As a kid, when things got frightening my Dad would tell me to hold onto his wrist, and he’d lift me into the sky with one hand. In other words, “don’t let go” or ” learn how to hold on and it’s all safe.” I never forgot that lesson. I think he was passing on his own story. He never let go. He dreamed of being who he used to be. After mum died and we moved to outback Australia, he decided to marry the house keeper even though she was an alcoholic and very violent. Dad married her so he could stay in the past but manage the present holding onto his grief. It’s not easy to be holding onto the past, wishing things were as they used to be and yet, with love, bring us up in the real time of life. My sister gave him so much challenge. She wanted the future. He wanted her to be the past. He never let go of his pain. He was always building things with the hope of being who he used to be. His grief and open desire to live in the past infuriated my step mom and helped her alcoholism along nicely. Dad tried to be part of our present. He loved making things. He built my first bike from scraps. He encouraged me to be independent. It was almost as if the more he encouraged me, the more he could reminisce about the past. Maybe I was his vicarious future. In my first marriage I accidentally projected all the great things he told me about his life before mum died onto my marriage. I wanted to have the life he never had. Happy. Loving. Joyful. Successful. It was an impossible expectation. It was really hard for my wife. I had such an idealistic idea of love and romance. Then, inevitably with such a myth, my marriage failed. I’m not sure whether it’s irony or something more psychological but at the exact time we separated my ex-wife was at the exact same age my mother was when she died. And our three kids, almost the same age we were when mum died.
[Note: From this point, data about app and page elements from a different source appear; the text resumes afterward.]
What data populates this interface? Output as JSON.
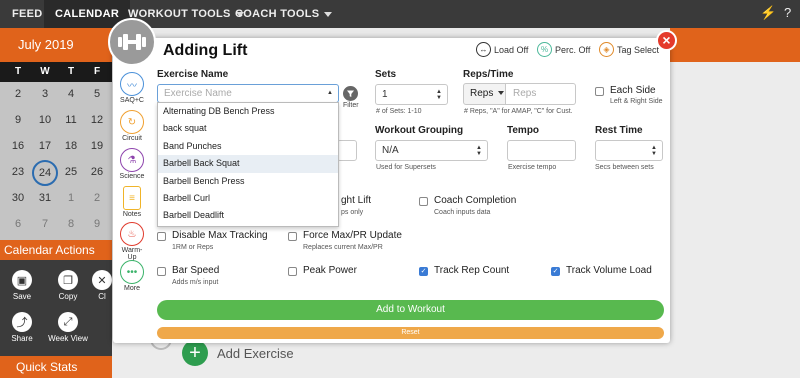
{
  "nav": {
    "items": [
      {
        "label": "FEED",
        "active": false
      },
      {
        "label": "CALENDAR",
        "active": true
      },
      {
        "label": "WORKOUT TOOLS",
        "active": false
      },
      {
        "label": "COACH TOOLS",
        "active": false
      }
    ],
    "icons": [
      "bolt-icon",
      "help-icon"
    ]
  },
  "calendar": {
    "month": "July 2019",
    "weekdays": [
      "T",
      "W",
      "T",
      "F"
    ],
    "rows": [
      [
        "2",
        "3",
        "4",
        "5"
      ],
      [
        "9",
        "10",
        "11",
        "12"
      ],
      [
        "16",
        "17",
        "18",
        "19"
      ],
      [
        "23",
        "24",
        "25",
        "26"
      ],
      [
        "30",
        "31",
        "1",
        "2"
      ],
      [
        "6",
        "7",
        "8",
        "9"
      ]
    ],
    "today": "24"
  },
  "calendar_actions": {
    "title": "Calendar Actions",
    "items": [
      {
        "label": "Save",
        "icon": "save-icon"
      },
      {
        "label": "Copy",
        "icon": "copy-icon"
      },
      {
        "label": "Cl",
        "icon": "clear-icon"
      },
      {
        "label": "Share",
        "icon": "share-icon"
      },
      {
        "label": "Week View",
        "icon": "week-view-icon"
      }
    ]
  },
  "quick_stats": {
    "title": "Quick Stats"
  },
  "background": {
    "add_exercise": "Add Exercise"
  },
  "modal": {
    "title": "Adding Lift",
    "toggles": {
      "load": "Load Off",
      "perc": "Perc. Off",
      "tag": "Tag Select"
    },
    "rail": [
      {
        "label": "SAQ+C",
        "icon": "pulse-icon",
        "color": "#4a90d9"
      },
      {
        "label": "Circuit",
        "icon": "circuit-icon",
        "color": "#f0a030"
      },
      {
        "label": "Science",
        "icon": "flask-icon",
        "color": "#8e44ad"
      },
      {
        "label": "Notes",
        "icon": "notes-icon",
        "color": "#f0b429"
      },
      {
        "label": "Warm-Up",
        "icon": "flame-icon",
        "color": "#e03a2c"
      },
      {
        "label": "More",
        "icon": "more-icon",
        "color": "#3bb36a"
      }
    ],
    "exercise": {
      "label": "Exercise Name",
      "placeholder": "Exercise Name",
      "filter_label": "Filter",
      "options": [
        "Alternating DB Bench Press",
        "back squat",
        "Band Punches",
        "Barbell Back Squat",
        "Barbell Bench Press",
        "Barbell Curl",
        "Barbell Deadlift"
      ],
      "highlighted": "Barbell Back Squat"
    },
    "sets": {
      "label": "Sets",
      "value": "1",
      "help": "# of Sets: 1-10"
    },
    "reps": {
      "label": "Reps/Time",
      "unit": "Reps",
      "placeholder": "Reps",
      "help": "# Reps, \"A\" for AMAP, \"C\" for Cust."
    },
    "each_side": {
      "label": "Each Side",
      "help": "Left & Right Side"
    },
    "grouping": {
      "label": "Workout Grouping",
      "value": "N/A",
      "help": "Used for Supersets"
    },
    "tempo": {
      "label": "Tempo",
      "help": "Exercise tempo"
    },
    "rest": {
      "label": "Rest Time",
      "help": "Secs between sets"
    },
    "checks": {
      "bodyweight": {
        "label": "ght Lift",
        "help": "ps only"
      },
      "coach_completion": {
        "label": "Coach Completion",
        "help": "Coach inputs data"
      },
      "disable_max": {
        "label": "Disable Max Tracking",
        "help": "1RM or Reps"
      },
      "force_max": {
        "label": "Force Max/PR Update",
        "help": "Replaces current Max/PR"
      },
      "bar_speed": {
        "label": "Bar Speed",
        "help": "Adds m/s input"
      },
      "peak_power": {
        "label": "Peak Power"
      },
      "track_rep": {
        "label": "Track Rep Count",
        "checked": true
      },
      "track_volume": {
        "label": "Track Volume Load",
        "checked": true
      }
    },
    "add_button": "Add to Workout",
    "reset_button": "Reset"
  }
}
Stories repeating themselves.
And like my Dad taught me, I couldn’t let go. Five years going through the emotions of separation way too long. Like Dad, I didn’t know how to let go. I mean, at the end of it all, I could see that I could have achieved that letting go process in five minutes, not five years. I think the time it takes to let go is the measure of how long your relationship will last. It’s unhealthy to be needy, and it is the cause of most relationship crashes. It’s a really ugly quality. Smothering and spiritually empty. Neediness is not a sign of how much in love we are, quite the opposite. It’s a sign of how much in need we are. People can’t let go because they are not in love. People can’t let go because they are in need, not in love.
In 1998 Dad was diagnosed with dementia and that started forcing him to let go. He already had a bad heart condition. His clock was ticking and he knew it. First there was a little weakness. Then there was a walking frame. Then there was a wheelchair. It got to the point where he couldn’t even hold a file in his workshop to cut another shadow board he loved. The closer he got to the end, the more he talked about the past. It was hard for his current wife. She wasn’t his true love. She knew it too. We did his hospice at a retirement home. During his final days in the hospice, he kept packing his luggage to go home. Home to my mum. Then, he’d unpack his possessions, one by one. He wouldn’t even remember that he was in the same place he was five minutes ago. His mind was going. But it was weird because anything from before my mother’s death was clear, that part of his mind didn’t fail. Only everything since her death failed. I think he was so brave because some part of him only stayed alive to care for us. I think he would have gone to be with mum if it weren’t for us. Slow suicide is what I called the cause of his death. 60 years of it. He could still do the morse code he used before mum died. He would sometimes speak to me or the friend I bought with me to visit him in morse code. Dit der dit dit der der dit dit. We’d have no idea what he was saying but he did. He was in a part of his mind that was perfectly vivid. The part that never let go. He even knew his radio call sign from 1930. Seventy years ago. But he couldn’t remember who I was. He never learned to let go. Regret killed my Dad. He also left the world holding grudges. He never let those go of either.
In the last days of my Dad’s life he once again repeated the ritual, unpacking his little old timer suitcase. He was living in the past, and happier than ever. The more his mind escaped the present or future, the happier he was. My Dad never let go and so I really never got to know the real him.